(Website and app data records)
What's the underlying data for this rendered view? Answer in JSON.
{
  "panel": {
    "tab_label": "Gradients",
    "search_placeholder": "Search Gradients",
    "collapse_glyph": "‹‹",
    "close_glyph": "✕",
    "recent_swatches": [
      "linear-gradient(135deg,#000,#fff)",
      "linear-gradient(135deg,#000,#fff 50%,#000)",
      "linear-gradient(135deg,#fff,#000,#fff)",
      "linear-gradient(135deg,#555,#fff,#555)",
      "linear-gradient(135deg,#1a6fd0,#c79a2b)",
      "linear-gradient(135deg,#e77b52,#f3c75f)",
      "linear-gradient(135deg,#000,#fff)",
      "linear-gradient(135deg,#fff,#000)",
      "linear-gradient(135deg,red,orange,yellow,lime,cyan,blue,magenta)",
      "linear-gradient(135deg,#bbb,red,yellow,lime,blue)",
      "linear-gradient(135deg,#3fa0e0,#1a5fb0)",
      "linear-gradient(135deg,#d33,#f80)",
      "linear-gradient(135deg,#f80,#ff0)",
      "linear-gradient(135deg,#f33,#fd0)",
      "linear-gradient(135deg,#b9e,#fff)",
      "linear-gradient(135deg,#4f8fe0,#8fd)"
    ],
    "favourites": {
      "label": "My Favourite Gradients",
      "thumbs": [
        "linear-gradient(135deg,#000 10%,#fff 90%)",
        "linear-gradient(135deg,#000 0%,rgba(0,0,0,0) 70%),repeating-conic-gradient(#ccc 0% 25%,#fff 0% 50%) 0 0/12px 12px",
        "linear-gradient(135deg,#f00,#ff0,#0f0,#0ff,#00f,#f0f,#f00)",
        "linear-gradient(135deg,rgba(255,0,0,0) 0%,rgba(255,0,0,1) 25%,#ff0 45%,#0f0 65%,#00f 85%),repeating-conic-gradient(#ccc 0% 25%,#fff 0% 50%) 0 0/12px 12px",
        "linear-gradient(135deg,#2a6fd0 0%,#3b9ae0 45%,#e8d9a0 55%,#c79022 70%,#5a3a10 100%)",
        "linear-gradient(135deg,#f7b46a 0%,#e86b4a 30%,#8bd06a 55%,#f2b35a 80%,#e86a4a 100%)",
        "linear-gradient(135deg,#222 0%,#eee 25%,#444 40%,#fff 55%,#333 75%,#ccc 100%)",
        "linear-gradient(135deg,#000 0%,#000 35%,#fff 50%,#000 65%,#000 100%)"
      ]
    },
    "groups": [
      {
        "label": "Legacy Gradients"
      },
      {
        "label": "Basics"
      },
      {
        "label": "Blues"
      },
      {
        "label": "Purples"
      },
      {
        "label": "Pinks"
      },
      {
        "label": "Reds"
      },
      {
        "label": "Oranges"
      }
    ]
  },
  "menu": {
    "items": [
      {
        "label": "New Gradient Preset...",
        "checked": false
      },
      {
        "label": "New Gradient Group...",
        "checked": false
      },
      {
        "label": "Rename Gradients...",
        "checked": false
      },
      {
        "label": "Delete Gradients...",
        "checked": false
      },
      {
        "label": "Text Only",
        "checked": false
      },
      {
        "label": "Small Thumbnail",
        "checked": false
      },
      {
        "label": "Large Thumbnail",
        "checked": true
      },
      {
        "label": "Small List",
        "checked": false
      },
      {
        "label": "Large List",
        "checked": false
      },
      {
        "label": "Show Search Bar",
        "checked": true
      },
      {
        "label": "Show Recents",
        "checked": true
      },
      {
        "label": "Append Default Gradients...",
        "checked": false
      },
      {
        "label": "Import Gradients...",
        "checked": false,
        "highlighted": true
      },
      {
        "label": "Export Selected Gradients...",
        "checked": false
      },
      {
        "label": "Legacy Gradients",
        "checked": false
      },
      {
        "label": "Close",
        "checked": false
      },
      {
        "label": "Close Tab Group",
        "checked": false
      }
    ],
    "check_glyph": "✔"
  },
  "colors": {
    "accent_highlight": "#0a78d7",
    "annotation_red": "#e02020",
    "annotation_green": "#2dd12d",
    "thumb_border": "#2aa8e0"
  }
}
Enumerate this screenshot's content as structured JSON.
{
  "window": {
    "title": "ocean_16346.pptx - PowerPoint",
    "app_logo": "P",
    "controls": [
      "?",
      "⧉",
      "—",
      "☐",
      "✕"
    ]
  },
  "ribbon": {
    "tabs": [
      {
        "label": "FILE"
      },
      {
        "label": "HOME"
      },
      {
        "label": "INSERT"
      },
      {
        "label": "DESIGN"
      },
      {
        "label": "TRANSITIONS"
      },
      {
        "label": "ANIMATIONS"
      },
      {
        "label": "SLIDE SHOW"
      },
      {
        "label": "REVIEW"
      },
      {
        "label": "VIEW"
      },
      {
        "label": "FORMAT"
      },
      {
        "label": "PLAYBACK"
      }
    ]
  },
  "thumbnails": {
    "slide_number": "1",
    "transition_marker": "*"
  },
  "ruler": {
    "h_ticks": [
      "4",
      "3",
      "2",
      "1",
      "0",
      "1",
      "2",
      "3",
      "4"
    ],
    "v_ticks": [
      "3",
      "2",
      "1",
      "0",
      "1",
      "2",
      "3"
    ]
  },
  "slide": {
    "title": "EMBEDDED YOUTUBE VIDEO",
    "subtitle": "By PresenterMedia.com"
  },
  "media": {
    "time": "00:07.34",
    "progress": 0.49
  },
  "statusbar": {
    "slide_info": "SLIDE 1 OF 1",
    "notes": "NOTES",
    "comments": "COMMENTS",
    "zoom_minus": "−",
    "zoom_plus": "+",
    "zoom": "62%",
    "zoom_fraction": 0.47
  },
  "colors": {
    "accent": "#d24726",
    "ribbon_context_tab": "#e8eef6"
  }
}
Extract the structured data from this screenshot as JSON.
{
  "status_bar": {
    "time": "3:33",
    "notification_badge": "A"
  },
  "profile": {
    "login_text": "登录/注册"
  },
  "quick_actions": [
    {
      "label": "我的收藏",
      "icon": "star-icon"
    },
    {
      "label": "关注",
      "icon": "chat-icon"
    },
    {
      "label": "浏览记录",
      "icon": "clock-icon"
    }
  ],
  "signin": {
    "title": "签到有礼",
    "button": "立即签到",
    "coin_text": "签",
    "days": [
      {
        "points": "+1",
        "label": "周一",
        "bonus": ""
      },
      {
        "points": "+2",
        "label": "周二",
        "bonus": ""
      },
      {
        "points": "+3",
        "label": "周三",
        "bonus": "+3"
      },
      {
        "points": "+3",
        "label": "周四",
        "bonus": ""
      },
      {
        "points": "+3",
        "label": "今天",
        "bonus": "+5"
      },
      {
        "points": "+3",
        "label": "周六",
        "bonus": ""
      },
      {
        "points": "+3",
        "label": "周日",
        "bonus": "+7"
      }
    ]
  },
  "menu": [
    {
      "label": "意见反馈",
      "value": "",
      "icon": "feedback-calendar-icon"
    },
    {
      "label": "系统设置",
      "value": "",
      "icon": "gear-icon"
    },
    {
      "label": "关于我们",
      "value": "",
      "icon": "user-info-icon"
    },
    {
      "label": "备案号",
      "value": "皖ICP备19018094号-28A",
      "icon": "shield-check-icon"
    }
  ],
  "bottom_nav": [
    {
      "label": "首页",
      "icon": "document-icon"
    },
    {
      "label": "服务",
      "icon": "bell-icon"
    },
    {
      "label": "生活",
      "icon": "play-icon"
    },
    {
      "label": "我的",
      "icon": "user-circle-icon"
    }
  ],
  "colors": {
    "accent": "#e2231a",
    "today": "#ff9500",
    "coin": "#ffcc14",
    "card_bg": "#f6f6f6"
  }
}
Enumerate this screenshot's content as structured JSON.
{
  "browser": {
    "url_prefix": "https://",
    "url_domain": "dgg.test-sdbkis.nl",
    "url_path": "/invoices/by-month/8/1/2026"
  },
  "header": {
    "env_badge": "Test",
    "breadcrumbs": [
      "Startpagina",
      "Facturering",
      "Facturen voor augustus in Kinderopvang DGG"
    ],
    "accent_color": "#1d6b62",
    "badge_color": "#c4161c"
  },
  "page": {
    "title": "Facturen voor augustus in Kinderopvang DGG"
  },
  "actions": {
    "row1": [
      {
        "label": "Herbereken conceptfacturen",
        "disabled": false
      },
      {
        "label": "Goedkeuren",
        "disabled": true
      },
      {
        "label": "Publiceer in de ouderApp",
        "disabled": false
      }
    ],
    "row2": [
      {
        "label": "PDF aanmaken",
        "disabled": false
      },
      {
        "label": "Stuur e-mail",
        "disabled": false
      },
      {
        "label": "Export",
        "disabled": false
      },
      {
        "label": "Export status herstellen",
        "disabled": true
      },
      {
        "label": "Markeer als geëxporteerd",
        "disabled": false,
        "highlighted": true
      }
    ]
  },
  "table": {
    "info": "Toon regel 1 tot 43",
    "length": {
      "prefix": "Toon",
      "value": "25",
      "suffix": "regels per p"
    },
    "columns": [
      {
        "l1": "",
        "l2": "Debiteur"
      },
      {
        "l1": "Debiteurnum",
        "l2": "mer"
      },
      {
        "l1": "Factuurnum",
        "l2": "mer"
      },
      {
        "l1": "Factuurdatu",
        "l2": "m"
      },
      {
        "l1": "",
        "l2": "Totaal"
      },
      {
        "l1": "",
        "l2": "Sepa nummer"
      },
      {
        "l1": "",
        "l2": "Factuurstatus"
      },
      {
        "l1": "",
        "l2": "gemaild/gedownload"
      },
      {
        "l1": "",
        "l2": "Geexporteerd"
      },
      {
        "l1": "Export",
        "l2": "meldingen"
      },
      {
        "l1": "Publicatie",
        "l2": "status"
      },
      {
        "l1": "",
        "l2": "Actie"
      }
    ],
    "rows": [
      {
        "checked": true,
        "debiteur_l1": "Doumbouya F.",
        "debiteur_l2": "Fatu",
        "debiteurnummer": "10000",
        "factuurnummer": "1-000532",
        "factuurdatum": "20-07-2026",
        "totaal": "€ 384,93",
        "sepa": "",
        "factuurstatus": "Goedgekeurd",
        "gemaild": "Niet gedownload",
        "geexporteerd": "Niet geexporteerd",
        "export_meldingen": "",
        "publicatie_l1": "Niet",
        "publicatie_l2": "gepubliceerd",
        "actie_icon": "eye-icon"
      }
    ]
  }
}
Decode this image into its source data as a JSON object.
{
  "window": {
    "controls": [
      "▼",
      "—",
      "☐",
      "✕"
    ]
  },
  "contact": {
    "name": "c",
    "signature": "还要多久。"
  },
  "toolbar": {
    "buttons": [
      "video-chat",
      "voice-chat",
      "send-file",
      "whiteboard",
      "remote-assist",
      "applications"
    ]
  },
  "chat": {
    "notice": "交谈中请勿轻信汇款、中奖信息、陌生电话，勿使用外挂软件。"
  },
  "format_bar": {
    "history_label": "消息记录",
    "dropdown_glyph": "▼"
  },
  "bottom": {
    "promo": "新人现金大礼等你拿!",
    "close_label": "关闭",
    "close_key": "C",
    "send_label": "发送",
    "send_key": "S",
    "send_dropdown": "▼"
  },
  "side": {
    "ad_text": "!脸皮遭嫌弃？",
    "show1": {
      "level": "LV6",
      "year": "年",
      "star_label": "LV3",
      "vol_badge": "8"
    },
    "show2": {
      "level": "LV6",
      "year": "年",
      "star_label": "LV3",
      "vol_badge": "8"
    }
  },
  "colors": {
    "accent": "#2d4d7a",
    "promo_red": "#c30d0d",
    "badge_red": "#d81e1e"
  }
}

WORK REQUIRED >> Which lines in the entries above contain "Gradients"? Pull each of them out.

ANSWER SECTION >>
    "tab_label": "Gradients",
    "search_placeholder": "Search Gradients",
      "label": "My Favourite Gradients",
        "label": "Legacy Gradients"
        "label": "Rename Gradients...",
        "label": "Delete Gradients...",
        "label": "Append Default Gradients...",
        "label": "Import Gradients...",
        "label": "Export Selected Gradients...",
        "label": "Legacy Gradients",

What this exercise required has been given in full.